• **How to complete this task**
Every line of the material below that holds the string "Faktor" should be copied.

• **Given data**
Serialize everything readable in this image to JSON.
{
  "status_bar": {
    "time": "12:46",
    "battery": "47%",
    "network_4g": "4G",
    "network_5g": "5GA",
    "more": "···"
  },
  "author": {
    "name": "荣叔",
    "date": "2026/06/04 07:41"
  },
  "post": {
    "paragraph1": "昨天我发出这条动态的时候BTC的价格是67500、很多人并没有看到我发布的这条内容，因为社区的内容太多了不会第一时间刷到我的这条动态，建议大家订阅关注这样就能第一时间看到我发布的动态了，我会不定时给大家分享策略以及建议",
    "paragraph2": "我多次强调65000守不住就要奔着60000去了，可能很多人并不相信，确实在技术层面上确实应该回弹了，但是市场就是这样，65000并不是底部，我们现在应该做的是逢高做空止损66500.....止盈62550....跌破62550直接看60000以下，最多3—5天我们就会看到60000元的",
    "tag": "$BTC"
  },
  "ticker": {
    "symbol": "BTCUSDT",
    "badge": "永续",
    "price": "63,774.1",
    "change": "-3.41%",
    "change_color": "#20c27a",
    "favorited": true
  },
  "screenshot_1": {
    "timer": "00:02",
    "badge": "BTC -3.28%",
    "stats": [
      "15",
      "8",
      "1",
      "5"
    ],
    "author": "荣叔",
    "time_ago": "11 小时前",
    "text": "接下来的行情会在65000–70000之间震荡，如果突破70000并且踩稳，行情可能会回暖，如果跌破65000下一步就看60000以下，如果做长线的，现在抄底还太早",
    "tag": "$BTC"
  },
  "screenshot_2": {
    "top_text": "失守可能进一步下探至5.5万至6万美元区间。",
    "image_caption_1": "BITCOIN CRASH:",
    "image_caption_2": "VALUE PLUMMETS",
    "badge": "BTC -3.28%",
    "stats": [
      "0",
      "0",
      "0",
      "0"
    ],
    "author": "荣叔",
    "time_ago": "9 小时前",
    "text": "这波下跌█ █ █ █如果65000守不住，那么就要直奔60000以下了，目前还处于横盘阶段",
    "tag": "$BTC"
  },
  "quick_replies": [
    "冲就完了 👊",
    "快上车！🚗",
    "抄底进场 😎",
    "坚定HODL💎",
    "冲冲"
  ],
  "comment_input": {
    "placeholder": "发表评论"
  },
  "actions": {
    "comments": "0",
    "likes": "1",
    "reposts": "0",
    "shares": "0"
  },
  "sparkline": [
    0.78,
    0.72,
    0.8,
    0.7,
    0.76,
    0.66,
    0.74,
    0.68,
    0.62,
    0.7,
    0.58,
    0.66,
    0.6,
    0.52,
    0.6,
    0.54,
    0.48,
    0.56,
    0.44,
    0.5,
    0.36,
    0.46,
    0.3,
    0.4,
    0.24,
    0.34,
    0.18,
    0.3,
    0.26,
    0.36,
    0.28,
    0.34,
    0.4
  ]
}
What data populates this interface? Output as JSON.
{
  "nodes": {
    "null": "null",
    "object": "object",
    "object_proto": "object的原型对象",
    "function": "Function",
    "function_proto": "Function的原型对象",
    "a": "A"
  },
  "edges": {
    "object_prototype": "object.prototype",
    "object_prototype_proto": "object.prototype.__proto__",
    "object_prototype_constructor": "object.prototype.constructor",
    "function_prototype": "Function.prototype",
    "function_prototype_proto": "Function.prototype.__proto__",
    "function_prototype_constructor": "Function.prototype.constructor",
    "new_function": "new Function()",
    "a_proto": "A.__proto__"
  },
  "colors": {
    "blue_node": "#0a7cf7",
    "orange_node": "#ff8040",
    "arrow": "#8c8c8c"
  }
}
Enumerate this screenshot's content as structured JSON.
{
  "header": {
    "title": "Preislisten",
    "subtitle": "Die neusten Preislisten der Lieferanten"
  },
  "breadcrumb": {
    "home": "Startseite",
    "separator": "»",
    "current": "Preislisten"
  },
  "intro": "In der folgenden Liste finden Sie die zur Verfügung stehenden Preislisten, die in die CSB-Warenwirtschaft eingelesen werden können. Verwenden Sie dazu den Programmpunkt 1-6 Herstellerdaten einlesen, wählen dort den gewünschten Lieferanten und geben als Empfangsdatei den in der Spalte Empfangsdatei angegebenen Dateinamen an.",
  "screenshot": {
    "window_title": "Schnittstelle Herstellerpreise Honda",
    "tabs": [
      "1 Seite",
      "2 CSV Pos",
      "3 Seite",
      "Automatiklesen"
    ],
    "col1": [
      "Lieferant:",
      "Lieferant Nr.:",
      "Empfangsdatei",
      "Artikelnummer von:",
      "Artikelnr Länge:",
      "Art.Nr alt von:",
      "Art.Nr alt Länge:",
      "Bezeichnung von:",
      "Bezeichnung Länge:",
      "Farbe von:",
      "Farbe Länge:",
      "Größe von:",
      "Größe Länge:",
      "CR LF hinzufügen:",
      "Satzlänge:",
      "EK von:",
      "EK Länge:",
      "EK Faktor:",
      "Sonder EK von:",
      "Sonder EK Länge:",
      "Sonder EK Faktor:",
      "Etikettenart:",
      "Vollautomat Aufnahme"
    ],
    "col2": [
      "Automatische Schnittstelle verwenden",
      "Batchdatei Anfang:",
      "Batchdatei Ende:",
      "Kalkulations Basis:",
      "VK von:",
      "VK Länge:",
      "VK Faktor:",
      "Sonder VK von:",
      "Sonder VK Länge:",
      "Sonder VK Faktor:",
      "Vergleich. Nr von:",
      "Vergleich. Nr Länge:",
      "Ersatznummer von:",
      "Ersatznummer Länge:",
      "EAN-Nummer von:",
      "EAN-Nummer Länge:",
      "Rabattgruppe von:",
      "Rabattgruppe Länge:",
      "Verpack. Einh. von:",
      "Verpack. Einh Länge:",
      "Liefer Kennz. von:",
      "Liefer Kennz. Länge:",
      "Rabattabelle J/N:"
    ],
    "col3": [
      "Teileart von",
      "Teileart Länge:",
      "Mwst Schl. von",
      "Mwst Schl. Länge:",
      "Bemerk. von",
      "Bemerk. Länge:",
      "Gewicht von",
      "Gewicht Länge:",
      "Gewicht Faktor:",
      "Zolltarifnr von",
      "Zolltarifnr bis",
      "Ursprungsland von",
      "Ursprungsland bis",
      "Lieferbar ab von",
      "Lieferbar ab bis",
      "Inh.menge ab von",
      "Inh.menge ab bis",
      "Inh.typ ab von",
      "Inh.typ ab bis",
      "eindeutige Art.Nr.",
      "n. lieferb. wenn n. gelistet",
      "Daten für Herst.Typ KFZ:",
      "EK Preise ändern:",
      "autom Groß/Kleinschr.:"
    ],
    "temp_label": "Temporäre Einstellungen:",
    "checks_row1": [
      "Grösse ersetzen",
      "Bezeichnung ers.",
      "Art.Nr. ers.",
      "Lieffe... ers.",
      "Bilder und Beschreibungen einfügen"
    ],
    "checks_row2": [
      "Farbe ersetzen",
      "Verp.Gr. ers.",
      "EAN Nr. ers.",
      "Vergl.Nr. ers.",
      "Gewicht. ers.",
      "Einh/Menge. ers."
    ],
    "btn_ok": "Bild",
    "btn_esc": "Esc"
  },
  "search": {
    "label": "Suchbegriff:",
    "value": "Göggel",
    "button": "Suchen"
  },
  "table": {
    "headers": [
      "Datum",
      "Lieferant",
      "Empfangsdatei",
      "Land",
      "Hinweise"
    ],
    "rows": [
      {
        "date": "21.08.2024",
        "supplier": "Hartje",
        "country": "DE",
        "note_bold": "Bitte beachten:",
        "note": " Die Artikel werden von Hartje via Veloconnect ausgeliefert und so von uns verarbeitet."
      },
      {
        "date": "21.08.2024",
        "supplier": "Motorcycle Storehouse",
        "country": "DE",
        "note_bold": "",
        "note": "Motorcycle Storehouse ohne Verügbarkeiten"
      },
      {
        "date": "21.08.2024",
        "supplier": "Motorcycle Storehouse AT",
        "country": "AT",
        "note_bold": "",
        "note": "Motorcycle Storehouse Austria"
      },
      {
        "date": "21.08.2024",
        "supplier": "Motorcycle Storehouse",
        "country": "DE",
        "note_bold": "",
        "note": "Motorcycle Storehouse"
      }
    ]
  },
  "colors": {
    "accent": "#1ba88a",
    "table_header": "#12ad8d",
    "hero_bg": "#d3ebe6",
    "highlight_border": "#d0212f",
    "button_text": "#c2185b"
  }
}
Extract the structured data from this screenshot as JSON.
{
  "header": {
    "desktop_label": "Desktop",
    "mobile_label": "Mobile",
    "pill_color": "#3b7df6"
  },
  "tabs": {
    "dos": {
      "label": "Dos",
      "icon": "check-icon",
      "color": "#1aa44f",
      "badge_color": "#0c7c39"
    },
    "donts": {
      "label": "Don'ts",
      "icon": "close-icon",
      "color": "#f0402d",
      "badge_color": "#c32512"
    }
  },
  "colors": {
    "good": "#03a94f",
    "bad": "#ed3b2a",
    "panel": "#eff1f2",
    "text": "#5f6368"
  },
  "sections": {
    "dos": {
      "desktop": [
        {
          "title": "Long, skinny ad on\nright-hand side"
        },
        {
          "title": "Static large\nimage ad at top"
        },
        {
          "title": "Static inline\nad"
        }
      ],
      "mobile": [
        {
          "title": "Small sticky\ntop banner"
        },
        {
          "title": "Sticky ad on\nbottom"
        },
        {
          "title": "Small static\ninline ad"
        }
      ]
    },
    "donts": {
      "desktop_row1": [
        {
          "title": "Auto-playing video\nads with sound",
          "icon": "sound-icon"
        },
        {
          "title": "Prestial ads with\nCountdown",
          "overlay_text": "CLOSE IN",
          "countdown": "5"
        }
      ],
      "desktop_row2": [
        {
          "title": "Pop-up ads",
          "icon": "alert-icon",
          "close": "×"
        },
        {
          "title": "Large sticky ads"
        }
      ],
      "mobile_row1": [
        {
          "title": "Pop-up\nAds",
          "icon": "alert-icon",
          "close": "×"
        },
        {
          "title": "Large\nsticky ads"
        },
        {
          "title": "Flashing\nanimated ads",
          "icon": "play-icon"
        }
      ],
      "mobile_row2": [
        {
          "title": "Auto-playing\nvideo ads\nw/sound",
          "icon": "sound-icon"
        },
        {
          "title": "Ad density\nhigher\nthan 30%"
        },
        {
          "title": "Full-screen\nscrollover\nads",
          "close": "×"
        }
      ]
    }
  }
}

• **Answer section**
      "EK Faktor:",
      "Sonder EK Faktor:",
      "VK Faktor:",
      "Sonder VK Faktor:",
      "Gewicht Faktor:",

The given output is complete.